The concept of ecology deals with relationships between organisms and their environment. Global warming, air pollution, water pollution, and invasive exotic plants are all important and serious ecological issues.
We as individuals may not be able to deal directly with those global issues, but here in Yardener's Helper we believe that each of us can definitely try to understand about the ecology of our own yard and if we identify an ecological problem, maybe we can do something about it. Collectively all the yards in America have enormous impact on the overal ecological health of our country.
So here we look at the players found in a healthy yard ecosystem. In the air are the birds, on land are the bugs and animals, and down in the soil are the earthworms and soil microbes. If all these critters are present and in proper balance with the yard's environment, many of the problems in the yard will disappear or at least be minimized.
It might sound high-faluting or even impossible, but I believe it is reasonable for a yardener to try at a sane level of effort to have a “balanced ecosystem” in his or her home landscape. That means that all the plants in the yard –trees, shrubs, lawn, flowers, and vegetables are appropriate for the horticultural zone found in southeastern Michigan. It means that the soil is not compacted and is rich in organic matter insuring a healthy population of beneficial soil organisms. Finally, a balanced ecosystem will have the full population of beneficial insects, amphibians, and songbirds needed to insure that no pest insect ever becomes a serious problem.
Yes, you will have some grubs, some cutworms, and even a few Japanese beetles on the property, but with all the beneficial critters in place they never build into numbers that cause any visible damage to your property.
Unfortunately the numbers of those beneficial defenders of our property are going down. Global warming and air pollution are the culprits, and there is not much we can do in the short term about those problems. Ten years ago, Nancy and I saw lots of toads, salamanders, and garter snakes on the property, mostly in the gardens. Now we see just one or two toads, an occasional salamander and this year no garter snakes. When those guys were present is good numbers they had enormous impact in controlling slugs, cutworms, flies, mosquitoes, gnats, and many other pests of the home landscape. With their disappearance our ecosystem is becoming unbalanced.
Next on the balancing team are the three most valuable beneficial insects in any home landscape. Would you believe they include 6 or more species of ants, 10 or more species of spiders, and 10 or more species of ground beetles. These insects, when in healthy numbers can control up to half of all the pest insects found anywhere in the yard. To be present however, they must have appropriate habitat, and most home landscapes lack such habitat. These beneficials are found in the lawn only if the grass is dense and is cut above 2 inches tall. These valuable pest controllers will be found in trees, shrubs, and gardens only if those areas have a two to three inch layer of mulch all year long. No mulch means no ants, spiders, and ground beetles in sufficient numbers to make a difference.

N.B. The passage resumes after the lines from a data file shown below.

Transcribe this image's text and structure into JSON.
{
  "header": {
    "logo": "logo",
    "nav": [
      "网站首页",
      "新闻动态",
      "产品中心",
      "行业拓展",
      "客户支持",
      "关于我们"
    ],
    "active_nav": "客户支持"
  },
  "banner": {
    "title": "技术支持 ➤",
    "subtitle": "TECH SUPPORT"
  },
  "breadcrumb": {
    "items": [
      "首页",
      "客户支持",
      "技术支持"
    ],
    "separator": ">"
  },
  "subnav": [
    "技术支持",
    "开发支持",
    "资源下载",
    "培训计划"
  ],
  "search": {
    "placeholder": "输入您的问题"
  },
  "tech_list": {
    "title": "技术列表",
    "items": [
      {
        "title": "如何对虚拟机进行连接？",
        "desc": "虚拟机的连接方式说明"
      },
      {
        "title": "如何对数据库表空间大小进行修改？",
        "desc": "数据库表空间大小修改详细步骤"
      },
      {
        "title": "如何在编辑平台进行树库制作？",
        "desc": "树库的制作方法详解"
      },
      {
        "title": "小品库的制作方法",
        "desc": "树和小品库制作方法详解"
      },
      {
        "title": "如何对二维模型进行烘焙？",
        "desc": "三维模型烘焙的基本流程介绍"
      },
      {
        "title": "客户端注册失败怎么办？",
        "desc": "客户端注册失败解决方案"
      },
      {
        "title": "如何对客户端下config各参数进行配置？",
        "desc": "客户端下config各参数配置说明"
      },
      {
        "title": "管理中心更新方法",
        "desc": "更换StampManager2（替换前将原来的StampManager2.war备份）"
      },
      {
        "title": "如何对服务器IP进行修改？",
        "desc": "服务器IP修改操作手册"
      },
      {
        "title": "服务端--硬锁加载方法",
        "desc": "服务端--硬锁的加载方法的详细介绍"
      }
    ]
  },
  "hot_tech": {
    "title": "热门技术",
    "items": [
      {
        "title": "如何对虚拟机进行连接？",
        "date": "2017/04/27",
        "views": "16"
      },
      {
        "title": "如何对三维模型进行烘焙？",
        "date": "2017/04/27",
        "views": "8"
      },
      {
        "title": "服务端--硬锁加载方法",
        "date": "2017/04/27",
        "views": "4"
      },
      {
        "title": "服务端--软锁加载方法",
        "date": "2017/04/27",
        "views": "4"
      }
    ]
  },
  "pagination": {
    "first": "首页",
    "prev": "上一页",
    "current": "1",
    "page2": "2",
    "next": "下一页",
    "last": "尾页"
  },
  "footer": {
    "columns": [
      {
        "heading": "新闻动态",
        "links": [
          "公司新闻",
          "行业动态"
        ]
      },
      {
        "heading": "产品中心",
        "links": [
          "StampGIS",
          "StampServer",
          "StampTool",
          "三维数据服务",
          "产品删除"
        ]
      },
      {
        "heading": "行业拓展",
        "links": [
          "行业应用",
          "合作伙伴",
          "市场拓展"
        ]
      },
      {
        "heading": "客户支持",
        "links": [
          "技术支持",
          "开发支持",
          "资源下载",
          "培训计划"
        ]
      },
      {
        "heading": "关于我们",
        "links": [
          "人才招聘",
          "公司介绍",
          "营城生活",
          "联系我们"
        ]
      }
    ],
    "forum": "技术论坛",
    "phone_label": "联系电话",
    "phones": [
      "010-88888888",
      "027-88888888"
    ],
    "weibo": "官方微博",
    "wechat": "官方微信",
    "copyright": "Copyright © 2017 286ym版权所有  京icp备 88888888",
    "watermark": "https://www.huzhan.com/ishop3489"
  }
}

The other major source of pest insect control comes from the songbirds. The problem is that for no clear reason, the songbird population in the Midwest is falling, probably caused by environmental stress of some kind. To keep those songbirds that are left prowling your yard for insects is to keep feeding them in feeders in the spring, summer, and fall; just with a reduced amount from the winter feeding program.
Proper plant selection, use of lots of mulch, and feeding the songbirds all year, all contribute to moving toward that elusive balanced ecosystem.